> Task: Return the data below exactly, minus the pictures.
Supplied records below:
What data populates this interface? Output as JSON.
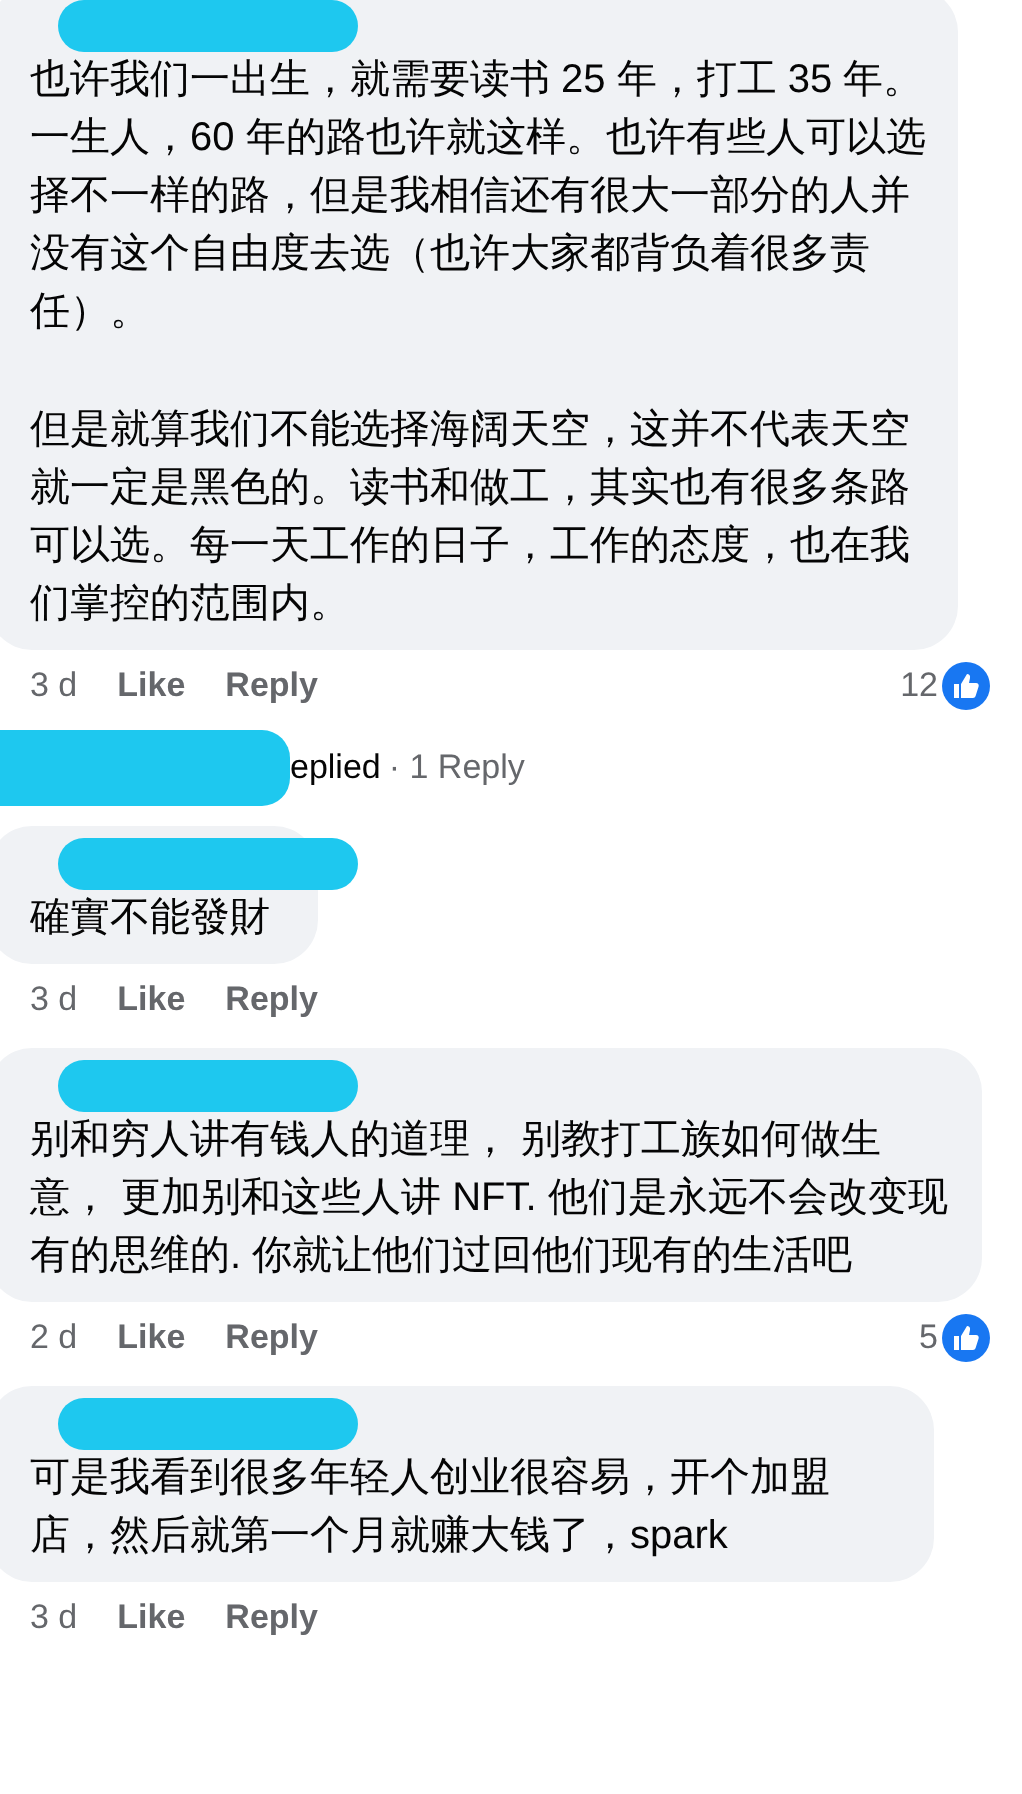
{
  "comments": [
    {
      "paragraphs": [
        "也许我们一出生，就需要读书 25 年，打工 35 年。一生人，60 年的路也许就这样。也许有些人可以选择不一样的路，但是我相信还有很大一部分的人并没有这个自由度去选（也许大家都背负着很多责任）。",
        "但是就算我们不能选择海阔天空，这并不代表天空就一定是黑色的。读书和做工，其实也有很多条路可以选。每一天工作的日子，工作的态度，也在我们掌控的范围内。"
      ],
      "time": "3 d",
      "like": "Like",
      "reply": "Reply",
      "reactions": "12",
      "replies": {
        "text": "eplied",
        "count": "· 1 Reply"
      }
    },
    {
      "paragraphs": [
        "確實不能發財"
      ],
      "time": "3 d",
      "like": "Like",
      "reply": "Reply"
    },
    {
      "paragraphs": [
        "别和穷人讲有钱人的道理， 别教打工族如何做生意， 更加别和这些人讲 NFT. 他们是永远不会改变现有的思维的. 你就让他们过回他们现有的生活吧"
      ],
      "time": "2 d",
      "like": "Like",
      "reply": "Reply",
      "reactions": "5"
    },
    {
      "paragraphs": [
        "可是我看到很多年轻人创业很容易，开个加盟店，然后就第一个月就赚大钱了，spark"
      ],
      "time": "3 d",
      "like": "Like",
      "reply": "Reply"
    }
  ]
}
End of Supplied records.
> Solution for this problem:
What data populates this interface? Output as JSON.
{
  "comments": [
    {
      "paragraphs": [
        "也许我们一出生，就需要读书 25 年，打工 35 年。一生人，60 年的路也许就这样。也许有些人可以选择不一样的路，但是我相信还有很大一部分的人并没有这个自由度去选（也许大家都背负着很多责任）。",
        "但是就算我们不能选择海阔天空，这并不代表天空就一定是黑色的。读书和做工，其实也有很多条路可以选。每一天工作的日子，工作的态度，也在我们掌控的范围内。"
      ],
      "time": "3 d",
      "like": "Like",
      "reply": "Reply",
      "reactions": "12",
      "replies": {
        "text": "eplied",
        "count": "· 1 Reply"
      }
    },
    {
      "paragraphs": [
        "確實不能發財"
      ],
      "time": "3 d",
      "like": "Like",
      "reply": "Reply"
    },
    {
      "paragraphs": [
        "别和穷人讲有钱人的道理， 别教打工族如何做生意， 更加别和这些人讲 NFT. 他们是永远不会改变现有的思维的. 你就让他们过回他们现有的生活吧"
      ],
      "time": "2 d",
      "like": "Like",
      "reply": "Reply",
      "reactions": "5"
    },
    {
      "paragraphs": [
        "可是我看到很多年轻人创业很容易，开个加盟店，然后就第一个月就赚大钱了，spark"
      ],
      "time": "3 d",
      "like": "Like",
      "reply": "Reply"
    }
  ]
}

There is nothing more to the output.